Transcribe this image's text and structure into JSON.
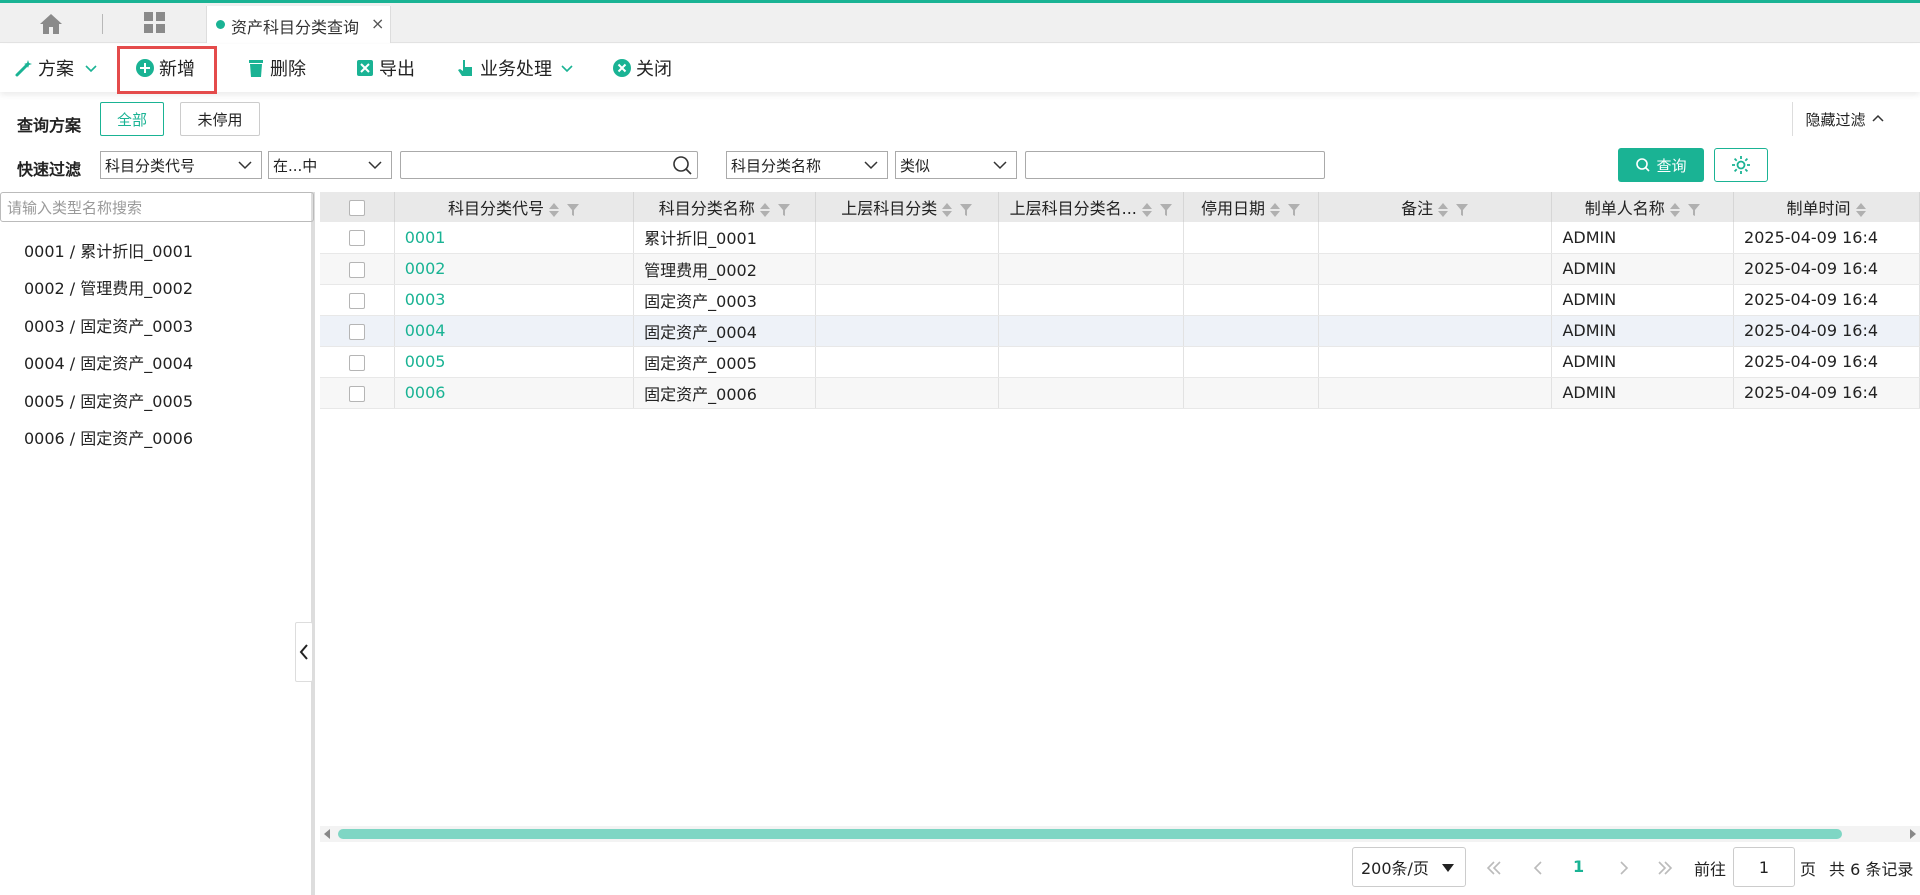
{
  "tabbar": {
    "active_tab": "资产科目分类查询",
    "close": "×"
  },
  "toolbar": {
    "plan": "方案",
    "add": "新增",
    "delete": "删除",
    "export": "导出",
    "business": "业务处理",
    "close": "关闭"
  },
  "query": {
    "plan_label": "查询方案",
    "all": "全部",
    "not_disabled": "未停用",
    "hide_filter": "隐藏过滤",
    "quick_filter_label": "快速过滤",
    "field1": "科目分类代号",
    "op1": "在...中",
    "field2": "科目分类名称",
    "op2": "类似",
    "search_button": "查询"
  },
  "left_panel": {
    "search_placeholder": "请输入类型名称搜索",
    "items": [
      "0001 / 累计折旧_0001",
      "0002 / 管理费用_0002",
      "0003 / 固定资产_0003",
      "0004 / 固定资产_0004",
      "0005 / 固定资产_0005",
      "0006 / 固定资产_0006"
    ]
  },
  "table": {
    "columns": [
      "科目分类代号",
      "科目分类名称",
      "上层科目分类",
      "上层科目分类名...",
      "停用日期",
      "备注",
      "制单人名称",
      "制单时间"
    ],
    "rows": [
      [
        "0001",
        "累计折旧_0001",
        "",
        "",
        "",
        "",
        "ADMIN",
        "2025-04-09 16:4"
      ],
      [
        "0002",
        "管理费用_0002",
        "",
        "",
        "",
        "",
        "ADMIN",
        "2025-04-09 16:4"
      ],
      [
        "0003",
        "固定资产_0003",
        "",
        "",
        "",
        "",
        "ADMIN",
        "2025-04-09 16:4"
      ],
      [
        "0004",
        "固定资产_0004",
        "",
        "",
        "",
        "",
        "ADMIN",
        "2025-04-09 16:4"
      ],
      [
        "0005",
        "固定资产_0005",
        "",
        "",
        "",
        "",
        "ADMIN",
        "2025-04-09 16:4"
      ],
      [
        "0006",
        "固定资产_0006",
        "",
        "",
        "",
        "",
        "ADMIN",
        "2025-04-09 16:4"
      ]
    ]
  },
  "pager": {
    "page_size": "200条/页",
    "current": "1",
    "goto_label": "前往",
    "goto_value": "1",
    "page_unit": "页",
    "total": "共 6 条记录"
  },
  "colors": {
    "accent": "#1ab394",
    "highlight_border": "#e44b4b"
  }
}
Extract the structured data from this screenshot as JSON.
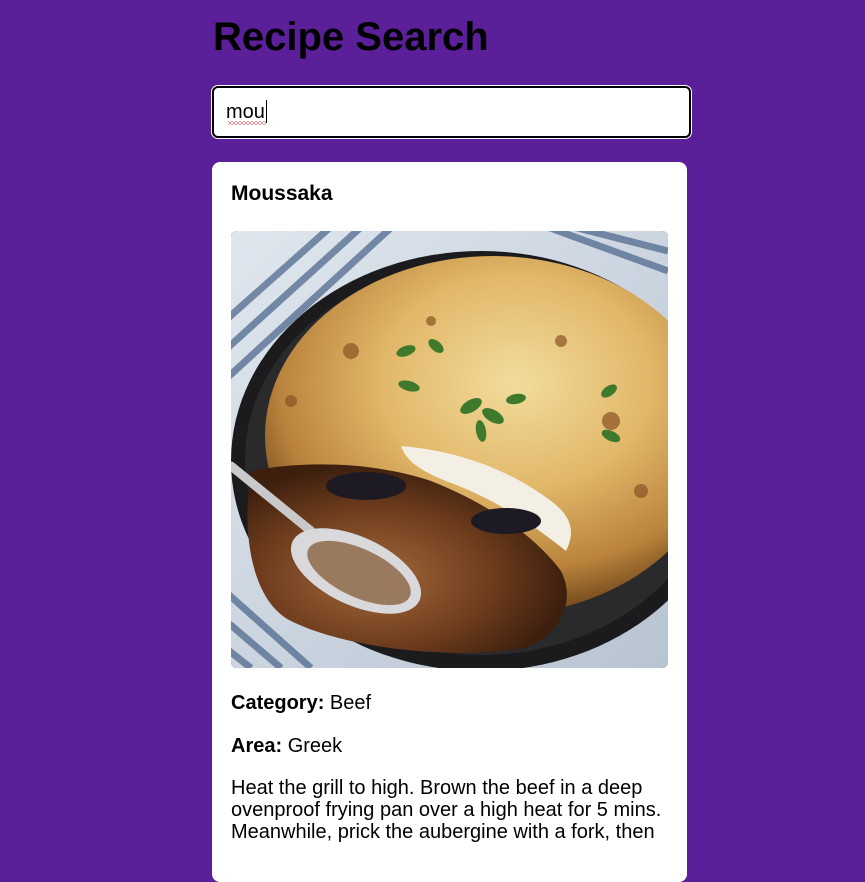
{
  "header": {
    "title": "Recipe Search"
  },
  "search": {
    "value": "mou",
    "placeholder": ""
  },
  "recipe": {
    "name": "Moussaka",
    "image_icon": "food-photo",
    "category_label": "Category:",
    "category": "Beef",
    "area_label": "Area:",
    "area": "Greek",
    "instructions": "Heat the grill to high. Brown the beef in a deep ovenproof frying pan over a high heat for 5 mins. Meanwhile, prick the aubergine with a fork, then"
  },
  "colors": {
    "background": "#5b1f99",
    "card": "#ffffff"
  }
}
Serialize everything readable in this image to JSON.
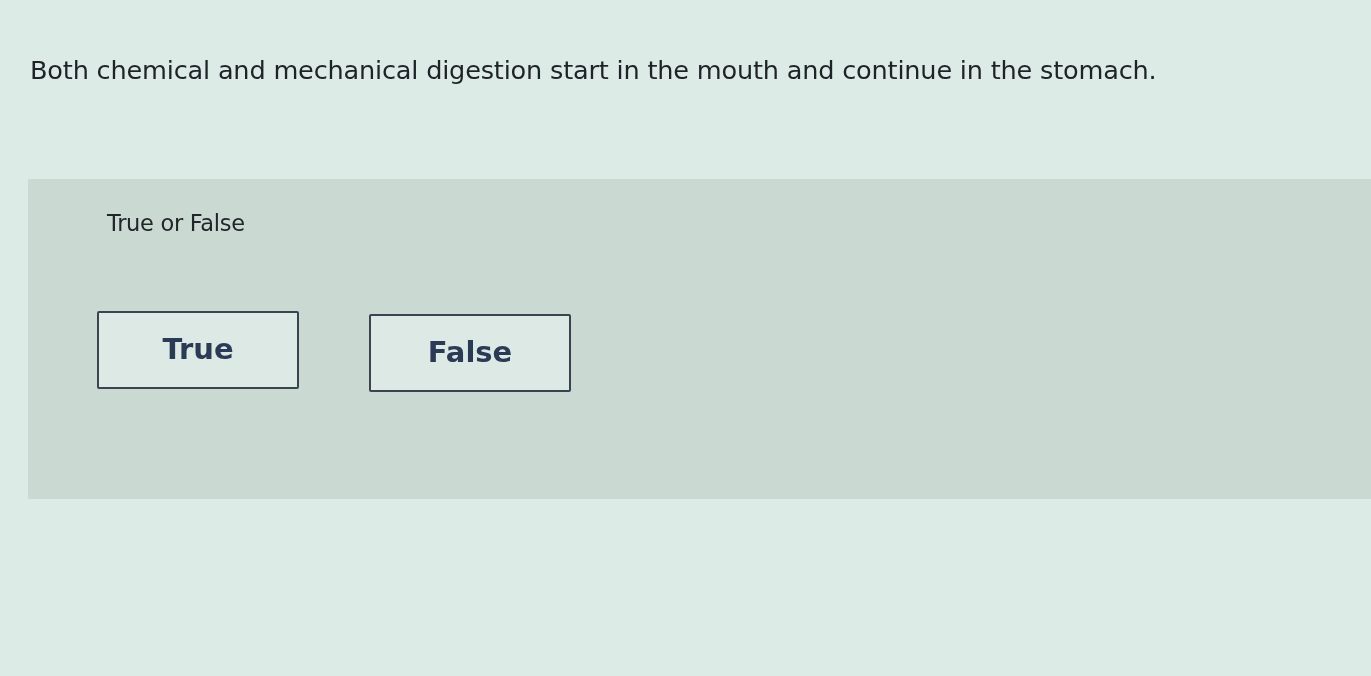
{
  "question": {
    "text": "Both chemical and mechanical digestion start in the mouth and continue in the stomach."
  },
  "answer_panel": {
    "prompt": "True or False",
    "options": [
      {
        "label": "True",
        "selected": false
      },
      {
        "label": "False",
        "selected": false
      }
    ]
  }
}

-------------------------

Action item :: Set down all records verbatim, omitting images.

Exercise solution ::
Transcribe this image's text and structure into JSON.
{
  "tabbar": {
    "active_tab": "资产科目分类查询",
    "close": "×"
  },
  "toolbar": {
    "plan": "方案",
    "add": "新增",
    "delete": "删除",
    "export": "导出",
    "business": "业务处理",
    "close": "关闭"
  },
  "query": {
    "plan_label": "查询方案",
    "all": "全部",
    "not_disabled": "未停用",
    "hide_filter": "隐藏过滤",
    "quick_filter_label": "快速过滤",
    "field1": "科目分类代号",
    "op1": "在...中",
    "field2": "科目分类名称",
    "op2": "类似",
    "search_button": "查询"
  },
  "left_panel": {
    "search_placeholder": "请输入类型名称搜索",
    "items": [
      "0001 / 累计折旧_0001",
      "0002 / 管理费用_0002",
      "0003 / 固定资产_0003",
      "0004 / 固定资产_0004",
      "0005 / 固定资产_0005",
      "0006 / 固定资产_0006"
    ]
  },
  "table": {
    "columns": [
      "科目分类代号",
      "科目分类名称",
      "上层科目分类",
      "上层科目分类名...",
      "停用日期",
      "备注",
      "制单人名称",
      "制单时间"
    ],
    "rows": [
      [
        "0001",
        "累计折旧_0001",
        "",
        "",
        "",
        "",
        "ADMIN",
        "2025-04-09 16:4"
      ],
      [
        "0002",
        "管理费用_0002",
        "",
        "",
        "",
        "",
        "ADMIN",
        "2025-04-09 16:4"
      ],
      [
        "0003",
        "固定资产_0003",
        "",
        "",
        "",
        "",
        "ADMIN",
        "2025-04-09 16:4"
      ],
      [
        "0004",
        "固定资产_0004",
        "",
        "",
        "",
        "",
        "ADMIN",
        "2025-04-09 16:4"
      ],
      [
        "0005",
        "固定资产_0005",
        "",
        "",
        "",
        "",
        "ADMIN",
        "2025-04-09 16:4"
      ],
      [
        "0006",
        "固定资产_0006",
        "",
        "",
        "",
        "",
        "ADMIN",
        "2025-04-09 16:4"
      ]
    ]
  },
  "pager": {
    "page_size": "200条/页",
    "current": "1",
    "goto_label": "前往",
    "goto_value": "1",
    "page_unit": "页",
    "total": "共 6 条记录"
  },
  "colors": {
    "accent": "#1ab394",
    "highlight_border": "#e44b4b"
  }
}
Extract the structured data from this screenshot as JSON.
{
  "header": {
    "title": "Recipe Search"
  },
  "search": {
    "value": "mou",
    "placeholder": ""
  },
  "recipe": {
    "name": "Moussaka",
    "image_icon": "food-photo",
    "category_label": "Category:",
    "category": "Beef",
    "area_label": "Area:",
    "area": "Greek",
    "instructions": "Heat the grill to high. Brown the beef in a deep ovenproof frying pan over a high heat for 5 mins. Meanwhile, prick the aubergine with a fork, then"
  },
  "colors": {
    "background": "#5b1f99",
    "card": "#ffffff"
  }
}
Serialize everything readable in this image to JSON.
{
  "question": {
    "text": "Both chemical and mechanical digestion start in the mouth and continue in the stomach."
  },
  "answer_panel": {
    "prompt": "True or False",
    "options": [
      {
        "label": "True",
        "selected": false
      },
      {
        "label": "False",
        "selected": false
      }
    ]
  }
}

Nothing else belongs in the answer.